Fishing Wars: Japan-Russia Relations Continue Downward Spiral
Joseph Ferguson (Vice President, National Council for Eurasian and East European Research)
On Aug. 16, in disputed territorial waters north of Hokkaido and south of the Habomai group of islets, a Japanese fisherman was killed by a shot fired from a Russian Coast Guard patrol boat. Three other crewmembers of the Japanese fishing vessel Kisshin Maru No. 31 were arrested on the spot by Russian authorities and taken into custody on Kunashiri, one of the disputed islands in the southern Kuril archipelago known as the "Northern Territories" to the Japanese.
While this incident, however regrettable, may have been swept under the carpet as recently as several weeks ago, the timing could not have been worse. Although there have been a number of incidents in the disputed waters over the past decade or so (30 Japanese fishing boats have been seized by Russian authorities since 1994, and seven Japanese have been wounded by gunfire in those incidents), this is the first fatality since 1956. The Japanese daily Sankei Shimbun remarked in an Aug. 17 editorial, "the Russian side has left a stain" on Japanese-Russian relations in the 50th year of their bilateral relationship, which was normalized in 1956.
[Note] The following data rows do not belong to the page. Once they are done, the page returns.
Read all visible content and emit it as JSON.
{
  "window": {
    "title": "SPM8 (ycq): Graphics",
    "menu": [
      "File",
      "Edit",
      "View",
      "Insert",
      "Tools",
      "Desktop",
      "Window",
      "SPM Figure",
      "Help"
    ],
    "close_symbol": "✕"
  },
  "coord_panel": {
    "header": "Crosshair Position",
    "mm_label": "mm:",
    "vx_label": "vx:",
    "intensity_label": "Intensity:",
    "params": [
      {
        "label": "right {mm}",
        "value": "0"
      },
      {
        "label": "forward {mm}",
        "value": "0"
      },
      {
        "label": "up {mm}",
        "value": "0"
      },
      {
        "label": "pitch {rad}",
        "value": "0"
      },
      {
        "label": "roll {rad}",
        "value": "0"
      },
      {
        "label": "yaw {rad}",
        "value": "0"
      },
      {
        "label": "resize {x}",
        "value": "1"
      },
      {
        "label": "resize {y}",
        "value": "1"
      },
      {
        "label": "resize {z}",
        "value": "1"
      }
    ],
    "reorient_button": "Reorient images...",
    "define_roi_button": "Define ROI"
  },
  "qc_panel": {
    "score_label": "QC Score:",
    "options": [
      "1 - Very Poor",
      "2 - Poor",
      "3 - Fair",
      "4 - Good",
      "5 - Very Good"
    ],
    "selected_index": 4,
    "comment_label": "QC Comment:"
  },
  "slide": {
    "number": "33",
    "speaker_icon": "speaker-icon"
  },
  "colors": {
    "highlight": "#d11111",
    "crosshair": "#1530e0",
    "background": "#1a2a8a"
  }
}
Russian authorities insist that the Kisshin Maru resisted calls to stop and be boarded, and tried to escape when warning shots were fired from the Russian boat. The Japanese victim was supposedly struck in the head by random fire. Russian authorities have made it very clear that the boat was in forbidden waters and taking part in illegal fishing for crabs. The Russian press has repeatedly referred to the Japanese fishermen as "poachers." Some Japanese fishing boats from the Hokkaido port of Nemuro have the right to fish for flatfish, octopus, pollack, and to harvest seaweed, but crabs - which can fetch high dollars on the commercial market - are strictly forbidden. The Russian coast guard reportedly found large numbers of crabs and at least 25 crab traps on board the Kisshin Maru. While some Japanese observers concede that it might have been operating illegally, the Japanese public is having a hard time fathoming how the Russian authorities could have delivered such a stern and malicious response to illegal fishing and taken a life.
The Japanese Foreign Ministry has dispatched diplomats to Moscow and to the region to win the release of the three other crewmen. Although they could receive prison sentences and stiff fines, it is unlikely the Russian authorities will detain them for long given the international attention to this incident. Nevertheless, it will add to the longstanding image of Russia among Japanese as a dangerous place where the law is applied arbitrarily. This image exists among Japanese diplomats who feel stonewalled at every meeting with Russian counterparts, Japanese businessmen who have had assets seized by organized crime in Russia, and Japan tourists who have been randomly attacked in Moscow and St. Petersburg, as well as in the Russian Far East.
While there has been hope over the last decade within Japan that the territorial dispute with Russia might be solved to Japan's satisfaction, the last few years have witnessed fruitless and exasperating bilateral negotiations. President Vladimir Putin may have once been amenable to a settlement (in which Japan would receive two of the smallest disputed islands) but it appears that he is no longer in the mood to cooperate, especially given Russia's expanding economy and its rising international status. Meanwhile Japanese Prime Minster Koizumi Junichiro has ineptly played the World War II history issue with China and Korea; resolving this historical and territorial issue with Russia has become even more difficult.
Finally, Moscow has moved boldly forward in advancing the economic development of the Kuril Islands, which have been among Russia's most backward and economically depressed regions. Earlier this month, the Russian government approved a draft program to aid the Kuril Islands over the next nine years by disbursing roughly $670 million to help develop the islands' infrastructure and social programs. This in effect eliminates Tokyo's one trump card: the promise of economic development.
It has been clear since before Putin's visit to Tokyo last year that Japanese-Russian relations were stalled. But the latest incident threatens to send relations into the deep freeze. As long as the historical issues of World War II remain unresolved in East Asia, and as long as Moscow sees eye-to-eye with Beijing about the overwhelming strategic superiority of the United States, the territorial issue will remain unresolved and Japanese-Russian bilateral relations will continue to tread the familiar path of mistrust and misunderstanding.
(Posted here with the permission of Pacific Forum CSIS)